3 hours ago, archer said:

If they expect you to have to be on Gabapentin for a while, it's worth your time to try to build those kinds of habits. And it came in handy for me several times when, as a dinosaur's chew toy (long story), I experienced head injuries so bad that I couldn't build my own sandwiches. Literally. But I could still find my keys.

 

Is it a long story involving your attempt to wrestle a crocodile?

Link to post
Share on other sites
7 minutes ago, ScottishFox said:

 

Is it a long story involving your attempt to wrestle a crocodile?

:D

 

I once mentioned, but glossed over, my several serious head injuries. Scott Ruggels asked me if I'd been "a dinosaurs chew toy". The phrase amused me greatly and I now use it whenever I can.

 

To the best of my recollection, I've never been a dinosaur's chew toy. But you'd have a hard time proving it by examining me.

Link to post
Share on other sites
7 hours ago, tombrown803 said:

 

But given your previously stated brain injuries, can we trust your memories?

That's exactly the point. Maybe I have been a dinosaur's chew toy. :D

 

I did office jobs my whole career. I'd be going about the course of my day and a co-worker or my supervisor would stop me saying "you're bleeding all over the place" or "you're bleeding again". And I'd look down to find one of my wounds had opened up on my leg or arm. Or if not there, I'd check my head or the back of my neck to find that I'd bled all over myself.

 

I kept band-aids of various sizes in my desk. At my last job, they had a small shop and several times I had to buy a company t-shirt to wear the rest of the day because my shirt wasn't fit to wear.

 

I've always been very slow to heal any cuts or abrasions. Finally fairly late in my adult life, I came up as diabetic which supposedly explained why I was a slow healer. But I'd been that way for decades before my blood sugar ever showed up as being high.

 

I credit being slow to heal for my being as graceful as I am and for being able to navigate through rooms with my eyes closed. It's out of sheer self-defense. 

 

These days with my bad sense of balance, I often do graceful pirouettes as I fall (which makes the falling look like a move that I'm doing deliberately) and manage to catch myself against something before I quite go all the way down. 

 

I'm not as marked up now as I usually am, mostly just the deep gashes on each of my legs from when my wife did a backflip out of her chair last month and accidentally flung the chair into me. But back in June I still had extensive wounds up and down both arms and legs from an allergic reaction to a plant which was in my yard last September. Paid a fortune to people to remove that plant and the hedges it was in from around the house.

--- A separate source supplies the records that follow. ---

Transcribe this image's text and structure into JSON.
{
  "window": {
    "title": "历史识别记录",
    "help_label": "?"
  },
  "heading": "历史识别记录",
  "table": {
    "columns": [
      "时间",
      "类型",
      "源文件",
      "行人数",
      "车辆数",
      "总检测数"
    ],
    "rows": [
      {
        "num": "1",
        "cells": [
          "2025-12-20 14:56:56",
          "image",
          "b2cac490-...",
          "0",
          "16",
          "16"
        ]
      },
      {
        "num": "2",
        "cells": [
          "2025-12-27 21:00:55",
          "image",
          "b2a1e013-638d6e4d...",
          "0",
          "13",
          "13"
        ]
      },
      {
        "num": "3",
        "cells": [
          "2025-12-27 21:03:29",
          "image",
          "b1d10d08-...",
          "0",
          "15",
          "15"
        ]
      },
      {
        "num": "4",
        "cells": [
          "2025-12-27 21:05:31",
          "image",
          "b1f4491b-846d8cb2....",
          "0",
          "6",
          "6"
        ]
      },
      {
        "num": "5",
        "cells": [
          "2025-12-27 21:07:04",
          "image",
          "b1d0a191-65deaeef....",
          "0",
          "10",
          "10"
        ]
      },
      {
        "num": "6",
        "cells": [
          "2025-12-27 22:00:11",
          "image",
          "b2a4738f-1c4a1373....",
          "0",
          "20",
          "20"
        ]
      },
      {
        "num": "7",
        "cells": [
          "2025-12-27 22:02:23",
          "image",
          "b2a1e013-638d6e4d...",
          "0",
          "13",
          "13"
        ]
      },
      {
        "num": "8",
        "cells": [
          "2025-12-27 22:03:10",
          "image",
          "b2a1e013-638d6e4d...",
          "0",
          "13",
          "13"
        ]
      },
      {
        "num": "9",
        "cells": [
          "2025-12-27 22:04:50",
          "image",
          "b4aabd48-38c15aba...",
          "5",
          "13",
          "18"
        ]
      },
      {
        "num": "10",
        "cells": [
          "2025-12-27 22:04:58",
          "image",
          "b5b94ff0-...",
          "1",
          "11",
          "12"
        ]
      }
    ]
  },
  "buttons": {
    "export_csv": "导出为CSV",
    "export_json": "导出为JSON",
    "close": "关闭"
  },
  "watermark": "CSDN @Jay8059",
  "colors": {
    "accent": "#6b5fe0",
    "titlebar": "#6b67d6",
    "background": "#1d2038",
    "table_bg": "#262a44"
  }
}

None of those people had a reaction from being exposed to it but for the first couple of months, I was swaddled in bandages over a significant portion of my body (maybe 20-25%). 

 

I always seem to [b]look[/b] like I've been a dinosaur's chew toy.

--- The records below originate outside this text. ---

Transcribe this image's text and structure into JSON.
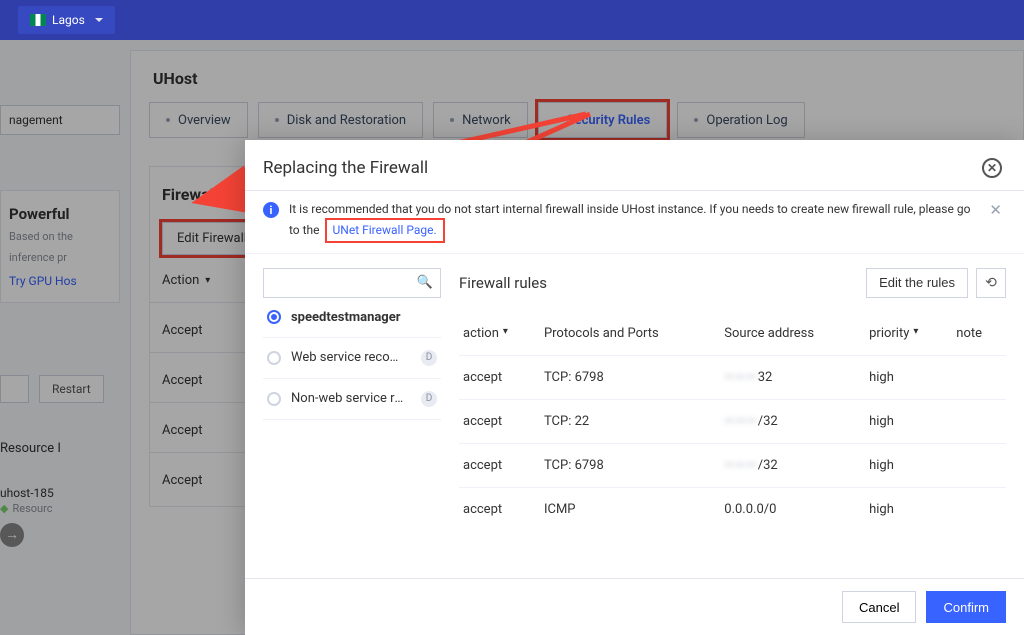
{
  "header": {
    "region": "Lagos"
  },
  "page": {
    "title": "UHost",
    "management_tab": "nagement",
    "tabs": [
      "Overview",
      "Disk and Restoration",
      "Network",
      "Security Rules",
      "Operation Log"
    ],
    "active_tab_index": 3
  },
  "promo": {
    "title": "Powerful",
    "sub1": "Based on the",
    "sub2": "inference pr",
    "link": "Try GPU Hos"
  },
  "bottom_side": {
    "restart_btn": "Restart",
    "resource_label": "Resource I",
    "uhost_id": "uhost-185",
    "uhost_sub": "Resourc"
  },
  "firewall_card": {
    "title": "Firewall",
    "edit_label": "Edit Firewall",
    "action_header": "Action",
    "rows": [
      "Accept",
      "Accept",
      "Accept",
      "Accept"
    ]
  },
  "modal": {
    "title": "Replacing the Firewall",
    "info_text": "It is recommended that you do not start internal firewall inside UHost instance. If you needs to create new firewall rule, please go to the",
    "info_link": "UNet Firewall Page",
    "search_placeholder": "",
    "options": [
      {
        "label": "speedtestmanager",
        "selected": true,
        "default": false
      },
      {
        "label": "Web service recom…",
        "selected": false,
        "default": true
      },
      {
        "label": "Non-web service re…",
        "selected": false,
        "default": true
      }
    ],
    "rules": {
      "title": "Firewall rules",
      "edit_label": "Edit the rules",
      "columns": {
        "action": "action",
        "proto": "Protocols and Ports",
        "source": "Source address",
        "priority": "priority",
        "note": "note"
      },
      "rows": [
        {
          "action": "accept",
          "proto": "TCP: 6798",
          "source_masked": "———",
          "source_suffix": "32",
          "priority": "high"
        },
        {
          "action": "accept",
          "proto": "TCP: 22",
          "source_masked": "———",
          "source_suffix": "/32",
          "priority": "high"
        },
        {
          "action": "accept",
          "proto": "TCP: 6798",
          "source_masked": "———",
          "source_suffix": "/32",
          "priority": "high"
        },
        {
          "action": "accept",
          "proto": "ICMP",
          "source_masked": "",
          "source_suffix": "0.0.0.0/0",
          "priority": "high"
        }
      ]
    },
    "footer": {
      "cancel": "Cancel",
      "confirm": "Confirm"
    }
  }
}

Link to post
Share on other sites

I've been putting off getting tested for colorectal cancer (I've already got the kit) and from getting my shot to prevent shingles. I just always seem to have so many stressful things on my plate that getting tested for a cancer that the doctors don't actively think that I have just seems to be asking for trouble...as if the testing would [i]cause[/i] the cancer.

 

Yeah, dumb I know. But I fight so many battles over just getting my regular maintenance medicines and I get tested for so many things...and I so often seem to have whatever they're testing for...that I just cringe when a doctor wants me to take a test.

 

I'm going to try to use this cancer discussion as motivation to go ahead and take the cancer test this week.

Link to post
Share on other sites

Join the conversation

You can post now and register later. If you have an account, sign in now to post with your account.
Note: Your post will require moderator approval before it will be visible.

Guest
Reply to this topic...

×   Pasted as rich text.   Paste as plain text instead

  Only 75 emoji are allowed.

×   Your link has been automatically embedded.   Display as a link instead

×   Your previous content has been restored.   Clear editor

×   You cannot paste images directly. Upload or insert images from URL.

Loading...
  • Recently Browsing   0 members

    No registered users viewing this page.

×
×
  • Create New...